Those Gulps are like crack to flounder down around the Kemah Clear Lake area of Texas.
Got them all! Lock and load! Let’s GO! If only work wouldn’t get in the way of fishing. Some day…..
Yea, work is a 4 letter word. I’m locked and loaded also but I’m about 900 mile north of FL. Can’t wait to get down there. Tight lines!
I was mentioning to Tony that the costs of hard body twitch baits are outrageous and I would like Salt Strong to do a segment on cheap but effective hard body lures. I fish from shore and am actually afraid to use mine because it might get caught in the mangroves and I would have no way of getting to it to pull it out.
Everyone most likely knows this already, but I discovered it recently: Paul Brown lures are an extremely popular twitch bait, especially here in Texas (and Louisiana) It’s just like a hard twitch bait, but it’s encased in soft plastic. They have several styles, but the fat boy and devil are great choices. But they are $12 a pop. And like anything with trebles, get snagged and lost often. Well… I just realized that the same company sells a 6 pack of soft plastic lures, that look exactly like the devil. It’s just a regular soft plastic body, no eyelets or hook mounts or anything. You can rig it several ways, but if you rig it in the line-thru style and add a treble hook, it’s almost the same exact look as the devil, but only $5 for 6 lures! If fishing in snaggy areas, you could rig the same lure on a weedless EWG swimbait hook too. You could add nail weights (or weighted hooks) to get to the desired depth, or to suspend. The trapper XX hooks are some of the best trebles I’ve ever used, and it’s almost impossible for the fish to shake the hook. So now we are much cheaper, AND greatly increasing our hook up percentage, all with just one treble. I might be on to something here, but then again.. maybe everyone already knew this.

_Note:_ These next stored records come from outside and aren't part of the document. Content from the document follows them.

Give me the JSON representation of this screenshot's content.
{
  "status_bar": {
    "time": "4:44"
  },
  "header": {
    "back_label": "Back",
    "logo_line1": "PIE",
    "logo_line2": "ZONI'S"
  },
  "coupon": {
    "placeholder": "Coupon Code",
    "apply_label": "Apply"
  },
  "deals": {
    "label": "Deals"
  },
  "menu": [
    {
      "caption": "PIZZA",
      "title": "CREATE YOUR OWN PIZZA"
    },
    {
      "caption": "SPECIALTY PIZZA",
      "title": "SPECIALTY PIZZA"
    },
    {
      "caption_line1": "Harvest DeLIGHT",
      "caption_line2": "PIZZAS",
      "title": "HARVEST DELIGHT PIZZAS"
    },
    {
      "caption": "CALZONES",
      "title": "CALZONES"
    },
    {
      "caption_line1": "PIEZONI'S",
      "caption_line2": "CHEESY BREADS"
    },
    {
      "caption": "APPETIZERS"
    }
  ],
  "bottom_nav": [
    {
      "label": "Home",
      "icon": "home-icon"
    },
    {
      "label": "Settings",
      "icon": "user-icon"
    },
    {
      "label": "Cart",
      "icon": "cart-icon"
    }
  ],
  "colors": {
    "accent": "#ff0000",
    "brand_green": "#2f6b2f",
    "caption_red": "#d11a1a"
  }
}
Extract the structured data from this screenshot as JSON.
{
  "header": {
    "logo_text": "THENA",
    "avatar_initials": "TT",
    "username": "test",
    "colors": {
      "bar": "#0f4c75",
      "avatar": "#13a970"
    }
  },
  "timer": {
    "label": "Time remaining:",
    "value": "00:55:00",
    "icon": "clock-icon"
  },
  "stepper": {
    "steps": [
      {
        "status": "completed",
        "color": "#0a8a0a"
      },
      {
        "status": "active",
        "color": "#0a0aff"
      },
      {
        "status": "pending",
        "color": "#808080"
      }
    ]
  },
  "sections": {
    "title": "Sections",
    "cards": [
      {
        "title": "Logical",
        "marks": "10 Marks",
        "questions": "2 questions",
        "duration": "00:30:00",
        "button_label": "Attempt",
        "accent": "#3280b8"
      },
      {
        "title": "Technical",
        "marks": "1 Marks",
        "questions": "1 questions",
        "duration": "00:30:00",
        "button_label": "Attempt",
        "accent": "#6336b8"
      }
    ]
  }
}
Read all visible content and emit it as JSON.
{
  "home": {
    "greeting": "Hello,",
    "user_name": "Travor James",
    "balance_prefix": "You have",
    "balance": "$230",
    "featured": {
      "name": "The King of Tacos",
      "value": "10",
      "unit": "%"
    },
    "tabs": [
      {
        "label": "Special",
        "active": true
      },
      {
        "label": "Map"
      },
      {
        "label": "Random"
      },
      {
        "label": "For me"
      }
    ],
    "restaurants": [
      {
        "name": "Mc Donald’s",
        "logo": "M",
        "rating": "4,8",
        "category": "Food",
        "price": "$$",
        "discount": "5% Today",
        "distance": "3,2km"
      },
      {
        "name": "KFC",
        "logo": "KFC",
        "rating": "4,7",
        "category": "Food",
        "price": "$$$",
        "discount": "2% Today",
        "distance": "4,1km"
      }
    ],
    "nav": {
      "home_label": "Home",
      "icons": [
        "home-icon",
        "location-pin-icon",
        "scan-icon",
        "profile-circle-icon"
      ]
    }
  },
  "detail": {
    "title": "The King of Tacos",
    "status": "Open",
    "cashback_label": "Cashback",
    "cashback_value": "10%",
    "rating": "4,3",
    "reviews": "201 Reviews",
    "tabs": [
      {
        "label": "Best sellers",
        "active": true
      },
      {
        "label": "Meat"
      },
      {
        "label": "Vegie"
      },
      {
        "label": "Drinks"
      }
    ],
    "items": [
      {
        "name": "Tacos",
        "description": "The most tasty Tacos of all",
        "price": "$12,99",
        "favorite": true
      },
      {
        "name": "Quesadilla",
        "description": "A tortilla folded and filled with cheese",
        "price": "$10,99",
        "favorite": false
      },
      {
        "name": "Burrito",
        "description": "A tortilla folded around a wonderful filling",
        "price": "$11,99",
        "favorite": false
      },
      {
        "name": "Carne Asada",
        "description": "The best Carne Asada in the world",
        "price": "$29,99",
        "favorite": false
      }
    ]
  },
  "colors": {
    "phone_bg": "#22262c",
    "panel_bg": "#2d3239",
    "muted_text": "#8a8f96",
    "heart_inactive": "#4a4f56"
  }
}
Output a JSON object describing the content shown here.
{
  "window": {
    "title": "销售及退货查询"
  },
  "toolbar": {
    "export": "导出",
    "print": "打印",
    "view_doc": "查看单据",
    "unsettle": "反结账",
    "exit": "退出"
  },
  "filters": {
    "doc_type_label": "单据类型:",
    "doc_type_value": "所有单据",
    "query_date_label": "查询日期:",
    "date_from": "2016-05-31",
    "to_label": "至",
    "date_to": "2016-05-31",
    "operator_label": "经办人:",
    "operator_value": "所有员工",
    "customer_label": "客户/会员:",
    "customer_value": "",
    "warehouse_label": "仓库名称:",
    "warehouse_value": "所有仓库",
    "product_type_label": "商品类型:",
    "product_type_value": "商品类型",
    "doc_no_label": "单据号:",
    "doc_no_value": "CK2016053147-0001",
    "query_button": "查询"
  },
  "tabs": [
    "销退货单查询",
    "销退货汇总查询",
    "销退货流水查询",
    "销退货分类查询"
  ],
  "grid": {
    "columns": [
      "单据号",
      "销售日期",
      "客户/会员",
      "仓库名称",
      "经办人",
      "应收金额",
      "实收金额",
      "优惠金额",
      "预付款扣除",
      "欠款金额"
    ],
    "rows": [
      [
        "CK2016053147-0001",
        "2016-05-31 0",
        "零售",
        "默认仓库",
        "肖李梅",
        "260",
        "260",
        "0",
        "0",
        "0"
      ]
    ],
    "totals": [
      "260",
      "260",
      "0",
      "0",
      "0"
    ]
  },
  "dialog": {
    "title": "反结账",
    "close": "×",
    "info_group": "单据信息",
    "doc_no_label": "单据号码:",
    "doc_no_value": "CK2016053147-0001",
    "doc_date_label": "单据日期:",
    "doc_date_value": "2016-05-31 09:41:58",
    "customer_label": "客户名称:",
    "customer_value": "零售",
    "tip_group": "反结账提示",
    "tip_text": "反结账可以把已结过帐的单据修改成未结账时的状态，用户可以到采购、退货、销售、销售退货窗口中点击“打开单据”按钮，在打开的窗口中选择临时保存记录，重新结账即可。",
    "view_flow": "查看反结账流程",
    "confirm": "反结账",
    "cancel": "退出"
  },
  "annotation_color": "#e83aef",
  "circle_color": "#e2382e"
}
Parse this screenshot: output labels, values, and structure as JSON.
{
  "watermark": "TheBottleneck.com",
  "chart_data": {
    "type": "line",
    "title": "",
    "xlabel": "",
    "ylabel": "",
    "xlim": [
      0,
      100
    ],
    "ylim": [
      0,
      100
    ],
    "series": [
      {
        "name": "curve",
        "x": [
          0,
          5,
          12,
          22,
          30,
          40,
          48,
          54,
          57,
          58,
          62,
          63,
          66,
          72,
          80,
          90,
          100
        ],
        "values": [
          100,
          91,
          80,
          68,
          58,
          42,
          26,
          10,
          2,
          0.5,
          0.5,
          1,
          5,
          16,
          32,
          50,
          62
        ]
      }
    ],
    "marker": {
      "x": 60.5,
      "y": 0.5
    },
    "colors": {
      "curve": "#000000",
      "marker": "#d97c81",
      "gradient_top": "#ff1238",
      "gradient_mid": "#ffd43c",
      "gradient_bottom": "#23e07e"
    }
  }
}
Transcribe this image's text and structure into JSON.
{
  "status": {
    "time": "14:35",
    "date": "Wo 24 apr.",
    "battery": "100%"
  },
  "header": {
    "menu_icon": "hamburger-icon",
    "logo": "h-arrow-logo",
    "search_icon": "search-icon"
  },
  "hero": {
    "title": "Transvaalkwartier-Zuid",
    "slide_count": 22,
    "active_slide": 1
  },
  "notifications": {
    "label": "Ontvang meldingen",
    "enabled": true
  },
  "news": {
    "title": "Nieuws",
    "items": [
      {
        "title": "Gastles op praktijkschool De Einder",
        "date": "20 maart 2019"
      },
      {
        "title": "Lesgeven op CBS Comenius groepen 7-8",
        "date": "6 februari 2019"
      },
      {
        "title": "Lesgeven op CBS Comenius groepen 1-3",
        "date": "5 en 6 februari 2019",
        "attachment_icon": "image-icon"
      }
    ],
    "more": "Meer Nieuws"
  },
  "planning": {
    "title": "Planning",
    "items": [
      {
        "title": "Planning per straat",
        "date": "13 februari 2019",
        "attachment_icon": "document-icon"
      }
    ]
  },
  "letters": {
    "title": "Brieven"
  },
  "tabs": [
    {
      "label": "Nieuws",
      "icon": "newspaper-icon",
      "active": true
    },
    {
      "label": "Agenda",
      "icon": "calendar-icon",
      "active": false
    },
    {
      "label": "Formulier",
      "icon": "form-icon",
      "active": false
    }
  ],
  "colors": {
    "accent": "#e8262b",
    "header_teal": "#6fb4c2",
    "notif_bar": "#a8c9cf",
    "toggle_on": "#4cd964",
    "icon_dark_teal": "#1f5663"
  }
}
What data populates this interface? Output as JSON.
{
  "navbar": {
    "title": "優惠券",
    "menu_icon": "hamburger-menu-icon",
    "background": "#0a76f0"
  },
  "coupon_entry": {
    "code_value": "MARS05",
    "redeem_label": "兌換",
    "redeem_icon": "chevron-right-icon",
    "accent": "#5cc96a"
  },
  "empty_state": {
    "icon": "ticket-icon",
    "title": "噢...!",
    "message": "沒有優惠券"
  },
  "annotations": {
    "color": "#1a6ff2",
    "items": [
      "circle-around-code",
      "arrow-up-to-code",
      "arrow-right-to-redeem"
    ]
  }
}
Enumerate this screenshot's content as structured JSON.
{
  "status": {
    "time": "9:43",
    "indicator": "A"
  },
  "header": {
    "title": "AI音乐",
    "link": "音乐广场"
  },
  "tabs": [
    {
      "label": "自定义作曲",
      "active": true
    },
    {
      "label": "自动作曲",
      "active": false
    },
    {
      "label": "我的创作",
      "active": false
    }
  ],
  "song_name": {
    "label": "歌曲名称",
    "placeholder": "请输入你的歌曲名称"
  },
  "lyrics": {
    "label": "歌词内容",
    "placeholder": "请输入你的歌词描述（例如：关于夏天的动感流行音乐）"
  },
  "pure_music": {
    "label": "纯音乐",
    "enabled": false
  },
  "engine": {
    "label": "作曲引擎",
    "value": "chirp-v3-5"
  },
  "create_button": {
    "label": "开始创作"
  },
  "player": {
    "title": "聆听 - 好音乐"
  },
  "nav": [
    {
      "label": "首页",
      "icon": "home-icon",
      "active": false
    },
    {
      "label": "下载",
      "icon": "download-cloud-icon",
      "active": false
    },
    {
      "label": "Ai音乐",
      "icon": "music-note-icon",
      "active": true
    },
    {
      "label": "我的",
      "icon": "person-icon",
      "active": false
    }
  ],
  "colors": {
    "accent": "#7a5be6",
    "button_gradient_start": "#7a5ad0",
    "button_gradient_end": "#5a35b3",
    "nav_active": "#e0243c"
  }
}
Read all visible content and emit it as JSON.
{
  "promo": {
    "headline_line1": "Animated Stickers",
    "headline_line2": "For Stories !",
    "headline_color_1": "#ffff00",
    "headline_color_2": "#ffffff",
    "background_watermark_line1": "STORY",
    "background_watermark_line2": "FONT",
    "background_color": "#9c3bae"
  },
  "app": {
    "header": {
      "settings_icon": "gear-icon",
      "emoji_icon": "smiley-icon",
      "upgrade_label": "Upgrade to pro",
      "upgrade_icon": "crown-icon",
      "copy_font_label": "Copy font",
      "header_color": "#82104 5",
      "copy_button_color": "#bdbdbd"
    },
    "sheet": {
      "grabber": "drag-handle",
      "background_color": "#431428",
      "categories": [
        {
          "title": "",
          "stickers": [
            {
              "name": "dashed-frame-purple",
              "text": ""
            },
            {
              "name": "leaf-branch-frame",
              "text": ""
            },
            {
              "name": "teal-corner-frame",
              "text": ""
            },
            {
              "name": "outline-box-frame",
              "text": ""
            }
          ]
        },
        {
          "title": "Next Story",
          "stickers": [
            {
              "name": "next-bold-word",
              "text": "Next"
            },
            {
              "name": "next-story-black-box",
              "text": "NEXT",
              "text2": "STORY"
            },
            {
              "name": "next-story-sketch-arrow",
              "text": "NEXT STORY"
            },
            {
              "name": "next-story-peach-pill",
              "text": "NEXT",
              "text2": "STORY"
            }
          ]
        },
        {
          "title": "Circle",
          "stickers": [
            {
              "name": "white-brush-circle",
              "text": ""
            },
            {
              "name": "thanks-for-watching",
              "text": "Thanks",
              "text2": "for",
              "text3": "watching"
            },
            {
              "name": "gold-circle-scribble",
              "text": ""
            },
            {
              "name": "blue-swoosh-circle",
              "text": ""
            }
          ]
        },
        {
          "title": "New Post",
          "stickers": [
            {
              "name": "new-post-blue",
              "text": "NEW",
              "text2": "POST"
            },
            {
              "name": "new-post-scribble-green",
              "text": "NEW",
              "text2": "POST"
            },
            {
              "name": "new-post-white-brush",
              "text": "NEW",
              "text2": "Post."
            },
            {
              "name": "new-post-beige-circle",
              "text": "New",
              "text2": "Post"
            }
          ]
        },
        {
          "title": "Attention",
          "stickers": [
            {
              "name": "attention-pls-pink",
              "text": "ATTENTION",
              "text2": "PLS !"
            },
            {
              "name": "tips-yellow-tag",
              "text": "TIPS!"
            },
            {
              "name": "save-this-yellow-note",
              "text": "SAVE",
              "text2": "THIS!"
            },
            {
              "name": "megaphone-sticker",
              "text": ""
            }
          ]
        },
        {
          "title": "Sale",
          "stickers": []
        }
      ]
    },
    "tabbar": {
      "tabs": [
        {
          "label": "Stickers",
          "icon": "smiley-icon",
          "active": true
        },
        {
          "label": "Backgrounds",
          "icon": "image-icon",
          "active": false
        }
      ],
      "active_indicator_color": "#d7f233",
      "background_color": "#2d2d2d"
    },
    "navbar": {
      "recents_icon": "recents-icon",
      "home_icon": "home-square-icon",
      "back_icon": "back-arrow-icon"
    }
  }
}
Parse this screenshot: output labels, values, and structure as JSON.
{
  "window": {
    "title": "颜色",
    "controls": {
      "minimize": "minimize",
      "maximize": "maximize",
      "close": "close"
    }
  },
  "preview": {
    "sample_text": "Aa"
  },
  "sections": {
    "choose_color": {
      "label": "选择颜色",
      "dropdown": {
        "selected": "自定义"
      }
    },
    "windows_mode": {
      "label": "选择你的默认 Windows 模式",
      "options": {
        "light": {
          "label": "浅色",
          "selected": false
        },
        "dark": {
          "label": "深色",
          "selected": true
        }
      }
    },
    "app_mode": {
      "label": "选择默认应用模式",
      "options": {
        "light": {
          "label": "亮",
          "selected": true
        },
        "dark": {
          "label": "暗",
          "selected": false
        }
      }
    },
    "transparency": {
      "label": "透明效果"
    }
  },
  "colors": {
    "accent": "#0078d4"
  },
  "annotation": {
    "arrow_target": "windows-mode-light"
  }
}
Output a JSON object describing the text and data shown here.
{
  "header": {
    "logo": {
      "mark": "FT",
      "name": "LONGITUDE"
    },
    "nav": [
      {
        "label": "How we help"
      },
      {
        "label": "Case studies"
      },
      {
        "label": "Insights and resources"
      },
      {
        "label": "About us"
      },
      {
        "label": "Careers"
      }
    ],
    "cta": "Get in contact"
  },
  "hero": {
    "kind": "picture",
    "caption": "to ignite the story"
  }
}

Do you use a popping cork when fishing shrimp
Popping corks can be awesome for shrimp (or even paddletails) in murky water
disagree on weedless spoon being top lure did not catch any fish on ones i own
We’ll have a lesson on how/when to use weedless spoons very soon.
Mogan spoon works great
Yeah thats awesome! I hope you include your dad’s style…I remember that retrieve trick he had from a video longtime ago and he outfished you like crazy!
Love the spoon! So does my 11 yr old. It’s his favorite. I think he believes it’s made of gold!
I had numerous Johnson weedless spoons over the years that I tried to use to catch largemouth bass and never got a single hit EVER. However, I have had good luck on Johnson Sprites both in fresh water and salt.
no one mentioned the Rapala X-Rap SXR-12. I have caught more blue fish, jacks, lady fish among others. The smaller R-Rap SXR-10 is a great lure for catching mackerels
falls in jerk bait/twitch bait category
Great summary and tips to keep us Salt Strong
Does changing to single hook change the dynamics of how the lure is designed to work?
while using single hook is good and will not affect the dynamic of the lure, its great for catch and release. However, using treble hooks greatly increases your hook up ratio.
Great list guys! I pleased to report that I have at least one of all of them in my tackle box.